Christa van Baale, publicist for Neo-Futurists and Raven Theatre, attended:
The block party at Farragut and Paulina
I attend all kinds of block parties, but my favorite one is my own neighborhood’s party. It’s not a huge one—it’s just put together by the people who live around our block, which is in Andersonville. It’s great because we have a mix of people in our neighborhood, and the party is a great way to bring them together. It’s also a handy way to meet the people you say hello to every day, but don’t get to talk to. It’s the first place where I met a lot of my neighbors when I moved in two years ago. There’s no performances, but they always bring out the fire engine, which is cute for the kids. Embrace your own block parties when they happen—you don’t have to go to someone else’s.
Lauren Bost, assistant director at Judy Saslow Gallery, checked out:
The Chicago Community Darkroom

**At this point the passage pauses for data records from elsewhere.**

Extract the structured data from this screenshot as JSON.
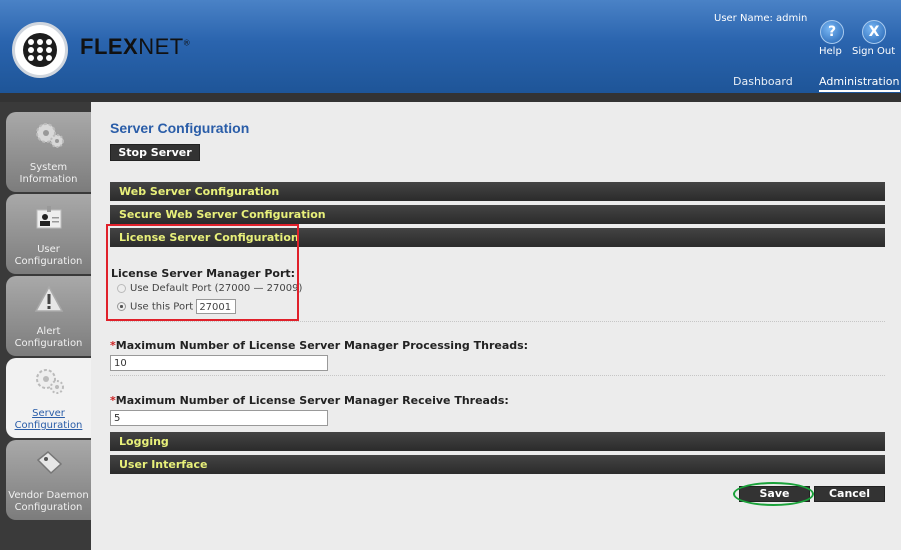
{
  "app": {
    "brand_bold": "FLEX",
    "brand_light": "NET",
    "brand_mark": "®"
  },
  "header": {
    "user_name": "User Name: admin",
    "help_label": "Help",
    "signout_label": "Sign Out",
    "help_icon": "question-icon",
    "signout_icon": "x-icon",
    "nav": [
      {
        "label": "Dashboard",
        "active": false
      },
      {
        "label": "Administration",
        "active": true
      }
    ]
  },
  "sidebar": {
    "items": [
      {
        "label": "System Information",
        "icon": "gears-icon",
        "active": false
      },
      {
        "label": "User Configuration",
        "icon": "user-card-icon",
        "active": false
      },
      {
        "label": "Alert Configuration",
        "icon": "warning-icon",
        "active": false
      },
      {
        "label": "Server Configuration",
        "icon": "gears-icon",
        "active": true
      },
      {
        "label": "Vendor Daemon Configuration",
        "icon": "tag-icon",
        "active": false
      }
    ]
  },
  "main": {
    "title": "Server Configuration",
    "stop_button": "Stop Server",
    "sections": {
      "web": "Web Server Configuration",
      "secure_web": "Secure Web Server Configuration",
      "license": "License Server Configuration",
      "logging": "Logging",
      "ui": "User Interface"
    },
    "license": {
      "port_label": "License Server Manager Port:",
      "default_port_option": "Use Default Port (27000 — 27009)",
      "custom_port_option": "Use this Port",
      "custom_port_value": "27001",
      "selected_option": "custom"
    },
    "processing_threads": {
      "required_mark": "*",
      "label": "Maximum Number of License Server Manager Processing Threads:",
      "value": "10"
    },
    "receive_threads": {
      "required_mark": "*",
      "label": "Maximum Number of License Server Manager Receive Threads:",
      "value": "5"
    },
    "save_button": "Save",
    "cancel_button": "Cancel"
  },
  "colors": {
    "header_blue": "#2a64ae",
    "title_blue": "#2a5da8",
    "bar_text": "#e8f07a",
    "highlight_red": "#e0202a",
    "highlight_green": "#1aa23a"
  }
}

Last week I got a sneak peek of the new incarnation of the community darkroom that’s reopening at Milwaukee and Augusta. It looks fantastic, the facilities look great, and more importantly, it’s a service that the photography community here desperately needs. Any alumni of Columbia or SAIC knows how it feels to finish school and suddenly lose access to everything you need to make your art. I got so inspired from their efforts that I’m now working on my own home darkroom and bringing my whole practice back to life.
Kristin Collins, managing director at the Artistic Home, read:

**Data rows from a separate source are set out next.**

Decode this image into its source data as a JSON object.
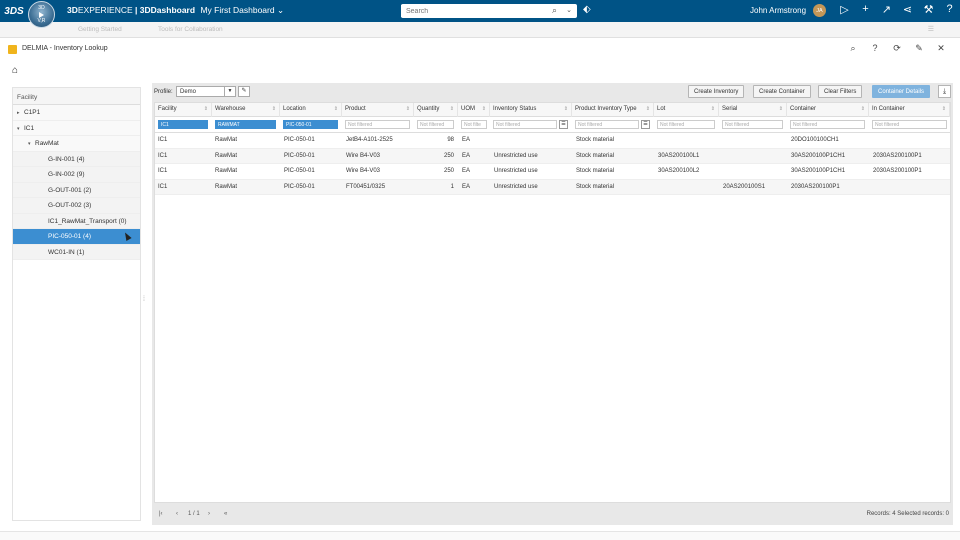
{
  "topbar": {
    "logo": "3DS",
    "compass_version": "V,R",
    "compass_left": "3D",
    "compass_right": "i",
    "brand_3d": "3D",
    "brand_experience": "EXPERIENCE",
    "brand_dashboard": "| 3DDashboard",
    "dashboard_name": "My First Dashboard",
    "search_placeholder": "Search",
    "user_name": "John Armstrong",
    "user_initials": "JA"
  },
  "tabbar": {
    "tab1": "Getting Started",
    "tab2": "Tools for Collaboration"
  },
  "app": {
    "title": "DELMIA - Inventory Lookup"
  },
  "left_panel": {
    "header": "Facility",
    "items": [
      {
        "label": "C1P1",
        "caret": "▸"
      },
      {
        "label": "IC1",
        "caret": "▾"
      },
      {
        "label": "RawMat",
        "caret": "▾"
      },
      {
        "label": "G-IN-001 (4)",
        "caret": ""
      },
      {
        "label": "G-IN-002 (9)",
        "caret": ""
      },
      {
        "label": "G-OUT-001 (2)",
        "caret": ""
      },
      {
        "label": "G-OUT-002 (3)",
        "caret": ""
      },
      {
        "label": "IC1_RawMat_Transport (0)",
        "caret": ""
      },
      {
        "label": "PIC-050-01 (4)",
        "caret": ""
      },
      {
        "label": "WC01-IN (1)",
        "caret": ""
      }
    ]
  },
  "toolbar": {
    "profile_label": "Profile:",
    "profile_value": "Demo",
    "create_inventory": "Create Inventory",
    "create_container": "Create Container",
    "clear_filters": "Clear Filters",
    "container_details": "Container Details"
  },
  "grid": {
    "columns": [
      "Facility",
      "Warehouse",
      "Location",
      "Product",
      "Quantity",
      "UOM",
      "Inventory Status",
      "Product Inventory Type",
      "Lot",
      "Serial",
      "Container",
      "In Container"
    ],
    "filters": [
      "IC1",
      "RAWMAT",
      "PIC-050-01",
      "Not filtered",
      "Not filtered",
      "Not filte",
      "Not filtered",
      "Not filtered",
      "Not filtered",
      "Not filtered",
      "Not filtered",
      "Not filtered"
    ],
    "rows": [
      [
        "IC1",
        "RawMat",
        "PIC-050-01",
        "JetB4-A101-2525",
        "98",
        "EA",
        "",
        "Stock material",
        "",
        "",
        "20DO100100CH1",
        ""
      ],
      [
        "IC1",
        "RawMat",
        "PIC-050-01",
        "Wire B4-V03",
        "250",
        "EA",
        "Unrestricted use",
        "Stock material",
        "30AS200100L1",
        "",
        "30AS200100P1CH1",
        "2030AS200100P1"
      ],
      [
        "IC1",
        "RawMat",
        "PIC-050-01",
        "Wire B4-V03",
        "250",
        "EA",
        "Unrestricted use",
        "Stock material",
        "30AS200100L2",
        "",
        "30AS200100P1CH1",
        "2030AS200100P1"
      ],
      [
        "IC1",
        "RawMat",
        "PIC-050-01",
        "FT00451/0325",
        "1",
        "EA",
        "Unrestricted use",
        "Stock material",
        "",
        "20AS200100S1",
        "2030AS200100P1",
        ""
      ]
    ]
  },
  "pager": {
    "page_info": "1 / 1",
    "records_text": "Records: 4  Selected records: 0"
  }
}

Belong to Me by Marisa de los Santos
This book’s a great summer read about families and relationships—I read it in a day. It includes a little bit of surprise, as new relationships come to light, and the main characters—who are in their 30s and 40s, and who have gotten settled into thinking one-dimensionally for a time—have a reawakening. Their lives change, and instead of resisting they go with the changes and end up in much richer places than where they were. I love how the book deals with the ways we connect with all sorts of people, and how those who we don’t expect to become vital to us at first meeting eventually do. And how people we see one way, we learn to see in a different way—and how people can come to belong to you, even if you’re not related to them by blood or marriage.
Alexander Fedirko, Pilsen-based visual artist, derived inspiration from:
Summer night bike riding
Bike riding has been one of my favorite things about living in Chicago and an inspiration for my “Cityscape” paintings. It’s a great release when I get a little stir-crazy and want to reconnect with the city. From my Pilsen studio, I go east to Dearborn and ride north through the tall buildings and Picassos, toward the corncobs, over the river, past the bars, and up to North Avenue, where I hang a right and head back south on the LSD bike path. From there you can really crank the bike, but be sure to look up and catch the spectacular views of the city. I exit the bike path at Soldier Field, go over the pedestrian bridge, head west on 18th, and loop back to my studio. I feel that Sunday through Tuesday nights at around 11-ish are the best times to ride—few cars, and very cool and quiet.
Mia Billetdeaux, cofounder of Azimuth Projects, saw:
The Improvised Shakespeare Company at Del Close Theater
The lights dimmed and the cast invited us to suggest titles that would become the story arc of the night’s show. “Macdeath,” “The Merry Wives of Wrigley,” “As Your Mom Likes It!,” and “Taming of the Jew” were among the titles suggested by the raucous crowd. By intermission I had already cried so many tears of laughter that I couldn’t even remember which title was chosen. Hilariously true to Shakespeare’s recurring themes of betrayal, lust, murder, power, and caricaturing the French with a sprinkling of iambic pentameter, the company does justice to literary buffs and fans of Chicago’s bountiful improv scene alike.
—Compiled by Lauri Apple